Oct 25, 2009

Farmer's math doesn't add up

Celebrated a sweet Sunday with bushels of garlic. The hundreds of heads hanging from the rafters of the workshop came into the kitchen demanding liberation, so we triaged in the most socially inequitable of ways.

First, the biggest, most beautiful bulbs were savagely dismembered and put into a bowl for planting tomorrow. 800 cloves will return to the soil, enough for household use for us and Joe & Nathalie, enough to replant the following year, and hopefully 500 more for sale. A beautiful seed-saving tradition begins.

Then the almost-as-big-and-beautiful bulbs were de-bearded (the roots that hang down and collect moisture, leading to rot), cleaned up a bit, and tied together in bundles for sale. Anyone wanting one of the last 8 bunches ($20/dozen) you better let us know soon.

Then all the misfits, the lost, the starting-to-rot, the teensy-weensy, those are what we get. 108 unsightly yet tasty bulbs to last us and our land partners till next summer. Of course they'll taste great, and be a great source of satisfaction all the long winter to pull another of our own garlics off the rafters, but where's the justice?
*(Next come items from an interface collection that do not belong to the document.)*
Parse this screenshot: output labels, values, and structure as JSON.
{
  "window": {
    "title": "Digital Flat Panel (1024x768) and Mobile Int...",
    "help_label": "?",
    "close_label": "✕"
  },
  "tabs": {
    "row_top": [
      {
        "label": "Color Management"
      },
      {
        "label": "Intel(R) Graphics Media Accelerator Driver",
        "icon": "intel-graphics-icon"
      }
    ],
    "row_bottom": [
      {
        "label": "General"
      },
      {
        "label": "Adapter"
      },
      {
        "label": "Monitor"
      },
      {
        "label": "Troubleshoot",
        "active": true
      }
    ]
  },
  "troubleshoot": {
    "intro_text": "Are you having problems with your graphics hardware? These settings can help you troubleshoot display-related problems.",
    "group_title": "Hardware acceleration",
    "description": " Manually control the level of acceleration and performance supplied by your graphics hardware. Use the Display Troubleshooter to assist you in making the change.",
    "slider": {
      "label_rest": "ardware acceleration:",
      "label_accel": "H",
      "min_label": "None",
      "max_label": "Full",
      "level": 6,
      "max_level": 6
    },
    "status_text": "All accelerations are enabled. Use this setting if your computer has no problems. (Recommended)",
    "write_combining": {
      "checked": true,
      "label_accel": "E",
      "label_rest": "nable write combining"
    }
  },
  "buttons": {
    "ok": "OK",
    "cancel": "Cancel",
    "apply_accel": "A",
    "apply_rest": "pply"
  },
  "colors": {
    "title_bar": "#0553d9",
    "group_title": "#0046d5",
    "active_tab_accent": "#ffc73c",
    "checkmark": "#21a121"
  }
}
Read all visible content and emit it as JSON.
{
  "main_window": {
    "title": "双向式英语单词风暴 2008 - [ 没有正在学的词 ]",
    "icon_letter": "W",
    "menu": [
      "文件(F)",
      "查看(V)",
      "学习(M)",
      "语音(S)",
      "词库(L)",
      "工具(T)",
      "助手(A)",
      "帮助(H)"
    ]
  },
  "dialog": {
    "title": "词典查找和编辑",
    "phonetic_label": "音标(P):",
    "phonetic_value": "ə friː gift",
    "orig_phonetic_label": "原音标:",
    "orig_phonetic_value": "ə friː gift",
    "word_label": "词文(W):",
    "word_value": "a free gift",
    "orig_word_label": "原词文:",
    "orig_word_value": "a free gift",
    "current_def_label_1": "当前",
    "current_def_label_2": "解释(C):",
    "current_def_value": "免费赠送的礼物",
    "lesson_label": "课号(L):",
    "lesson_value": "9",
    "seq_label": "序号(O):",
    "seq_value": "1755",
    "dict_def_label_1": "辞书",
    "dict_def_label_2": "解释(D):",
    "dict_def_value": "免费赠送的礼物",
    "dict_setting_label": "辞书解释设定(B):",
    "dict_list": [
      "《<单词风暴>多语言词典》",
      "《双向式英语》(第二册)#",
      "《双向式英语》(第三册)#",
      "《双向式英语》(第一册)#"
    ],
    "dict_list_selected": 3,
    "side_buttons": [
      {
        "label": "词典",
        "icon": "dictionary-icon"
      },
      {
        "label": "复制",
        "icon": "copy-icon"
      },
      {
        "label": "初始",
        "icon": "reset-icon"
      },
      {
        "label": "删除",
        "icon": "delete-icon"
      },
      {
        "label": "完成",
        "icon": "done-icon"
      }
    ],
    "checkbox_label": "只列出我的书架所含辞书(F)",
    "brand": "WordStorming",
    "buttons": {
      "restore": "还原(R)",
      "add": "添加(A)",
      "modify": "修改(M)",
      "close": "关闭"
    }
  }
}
Now I understand a bit how Costa Rican coffee farmers feel.

Still, amidst the unjust distribution it was a lovely family activity, a bit of economic yield, and yet another step deeper into this farmer identity.


  1. Ever eaten a yellow bannana in central america? Never.

  2. only on a plantation. But i used to eat the world's best chocolate-covered frozen bananas ("choco's") in guatemala. So good that the 25 centavo coin was commonly known as a choco, cause that was the price of the treat.

  3. Nice--love garlic! I just taught my daughter last night how to push on the garlic so that the skin comes right off. And the key secret to getting the smell (some love, some hate) off your fingers. Wash hands in wet coffee grounds! Works better than anything. A clove a day keeps the cold away! CHeers! Michele